New $2.5 Million NSF Grant Will Fund Scholarship Program for Computer Science Students From Low-Income Backgrounds
WPI has been awarded a $2.5 million grant from the National Science Foundation (NSF) to boost the enrollment, retention, and graduation of computer science students from low-income backgrounds by providing scholarships, mentoring, and programs that will empower the students to complete their degrees in four years.
The Path to Achieving Success and Sense of Belonging in Computer Science (PASS-CS) project will create a program for academically talented incoming first-year students who are eligible for federal Pell Grants, a form of financial aid for students from low-income backgrounds.
“WPI has a very good four-year graduation rate, as does the computer science department, but Pell recipients in computer science are less likely to complete their degrees in four years,” says Rodica Neamtu, professor of teaching in the Department of Computer Science and principal investigator (PI) on the grant. “In keeping with WPI’s mission to transform lives through degrees that can drive social mobility, our goal is to develop options and a supportive environment so that students can excel academically and go on to careers in computer science.”
The PASS-CS program will launch in 2024 with eight to 10 first-year undergraduates selected from Pell-eligible students who have been admitted to WPI and plan to major in computer science. Students in the program will be awarded scholarships of up to $15,000 a year for up to four years.
A second group of students will be selected for scholarships and programs in 2025, followed by a third group in 2026. In total, researchers expect to award scholarships and offer supporting programs to about 28 students.
Before the start of the academic year, new students also will be invited to participate in a summer “mini bridge” session on campus that will include math, physics, and computer programming bootcamps. The session will include workshops to help students navigate college life and take advantage of existing campus resources. Students will have access to faculty mentors and options to form small cohorts that will study and take courses together to build community, support structures, and a sense of belonging.
The six-year project is funded by a grant from the NSF’s S-STEM program, which aims to build America’s workforce by supporting academically talented, low-income students who are pursuing degrees in science, technology, engineering, and mathematics (STEM). PASS-CS is designed around evidence-based strategies for student success and knowledge gained from the Black Student Experience study at WPI, as well as the Great Minds/CoMPASS scholarship program, an S-STEM program that WPI launched in 2019 to support graduates of the Worcester Public Schools.
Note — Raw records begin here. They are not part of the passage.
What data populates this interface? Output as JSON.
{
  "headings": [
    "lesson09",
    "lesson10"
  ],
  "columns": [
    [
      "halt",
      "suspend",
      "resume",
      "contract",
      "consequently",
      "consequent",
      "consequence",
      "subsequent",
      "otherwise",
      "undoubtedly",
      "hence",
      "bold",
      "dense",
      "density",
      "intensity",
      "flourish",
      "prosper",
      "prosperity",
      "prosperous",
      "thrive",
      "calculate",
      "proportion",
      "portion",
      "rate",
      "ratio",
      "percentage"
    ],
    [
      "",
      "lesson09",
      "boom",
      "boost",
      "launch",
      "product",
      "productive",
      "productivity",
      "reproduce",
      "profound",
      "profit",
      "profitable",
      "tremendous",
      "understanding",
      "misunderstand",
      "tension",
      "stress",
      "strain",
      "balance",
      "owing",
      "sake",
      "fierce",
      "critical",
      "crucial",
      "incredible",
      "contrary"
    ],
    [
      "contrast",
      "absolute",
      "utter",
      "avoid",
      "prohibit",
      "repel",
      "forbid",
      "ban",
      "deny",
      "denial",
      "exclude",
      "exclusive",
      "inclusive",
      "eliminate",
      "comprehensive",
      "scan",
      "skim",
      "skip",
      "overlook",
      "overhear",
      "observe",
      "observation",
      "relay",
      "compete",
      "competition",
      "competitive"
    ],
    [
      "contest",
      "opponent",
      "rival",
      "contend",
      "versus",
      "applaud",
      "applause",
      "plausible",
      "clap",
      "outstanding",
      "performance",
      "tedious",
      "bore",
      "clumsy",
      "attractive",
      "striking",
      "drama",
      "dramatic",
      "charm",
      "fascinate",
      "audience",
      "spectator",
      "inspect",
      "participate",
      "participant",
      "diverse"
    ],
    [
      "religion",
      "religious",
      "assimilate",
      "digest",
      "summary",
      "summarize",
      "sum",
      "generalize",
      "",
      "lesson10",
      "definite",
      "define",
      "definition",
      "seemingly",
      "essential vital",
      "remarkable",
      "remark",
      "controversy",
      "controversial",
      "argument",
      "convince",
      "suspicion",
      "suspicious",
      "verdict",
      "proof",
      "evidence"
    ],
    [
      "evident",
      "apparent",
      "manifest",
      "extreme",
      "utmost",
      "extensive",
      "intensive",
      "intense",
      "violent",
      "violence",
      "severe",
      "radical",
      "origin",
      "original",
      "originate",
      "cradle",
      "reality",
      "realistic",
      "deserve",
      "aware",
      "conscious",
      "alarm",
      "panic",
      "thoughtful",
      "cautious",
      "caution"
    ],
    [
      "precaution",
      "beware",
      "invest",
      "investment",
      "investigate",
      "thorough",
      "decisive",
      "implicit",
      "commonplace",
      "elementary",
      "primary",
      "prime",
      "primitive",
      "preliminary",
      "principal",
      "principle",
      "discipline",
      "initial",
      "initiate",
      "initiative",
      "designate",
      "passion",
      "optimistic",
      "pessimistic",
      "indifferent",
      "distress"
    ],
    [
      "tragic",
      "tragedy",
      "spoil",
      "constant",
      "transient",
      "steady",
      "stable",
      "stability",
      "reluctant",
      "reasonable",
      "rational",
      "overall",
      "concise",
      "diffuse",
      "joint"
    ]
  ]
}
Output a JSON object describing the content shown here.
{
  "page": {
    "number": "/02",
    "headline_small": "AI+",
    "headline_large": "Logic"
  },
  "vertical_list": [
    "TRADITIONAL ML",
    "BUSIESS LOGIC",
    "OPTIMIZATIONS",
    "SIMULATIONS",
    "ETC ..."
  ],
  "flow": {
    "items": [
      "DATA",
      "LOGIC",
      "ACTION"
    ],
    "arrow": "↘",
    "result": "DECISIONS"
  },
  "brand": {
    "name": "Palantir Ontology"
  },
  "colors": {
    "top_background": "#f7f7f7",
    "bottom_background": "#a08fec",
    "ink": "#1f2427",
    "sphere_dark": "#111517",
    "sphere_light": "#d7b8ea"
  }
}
The university also operates a third S-STEM program for transfer students who plan to pursue careers in clean energy technology.
Neamtu says it’s not entirely clear why retention rates lag for computer science students at WPI who have received Pell grants. Between 2015 and 2021, about 76 percent of Pell recipients in computer science remained enrolled at the start of their fourth year. In comparison, 86 percent of their classmates who had not received Pell awards remained enrolled.
“Some students may switch majors or need a fifth year to complete their courses, while others could be working jobs that leave them with less time for studying,” Neamtu says. “It’s possible that some students do not feel connected to other students in their department and the broader WPI community. We are not sure which factors impact these students, and that is why we are putting together a range of solutions and will investigate how financial assistance, mentorship, and community can make a difference.”
Co-PIs on the project are Debra Boucher, assistant dean of undergraduate studies, and Crystal H. Brown, assistant professor in the Department of Social Science and Policy Studies (SSPS). The leadership team also includes Kathy Chen, executive director of the WPI STEM Education Center, and Hermine Vedogbeton, visiting assistant professor at College of the Holy Cross and assistant research professor at WPI, who spearheaded the work on the grant proposal and was originally the PI.
Neamtu says that the research portion of the project will provide insights about student retention that may be useful to the computer science department and other departments in the future.
“If this is successful at supporting students to boost retention and timely graduation, we will want to continue these efforts,” Neamtu says. “I think we are going to learn a number of important lessons about creating an even better community for WPI students.”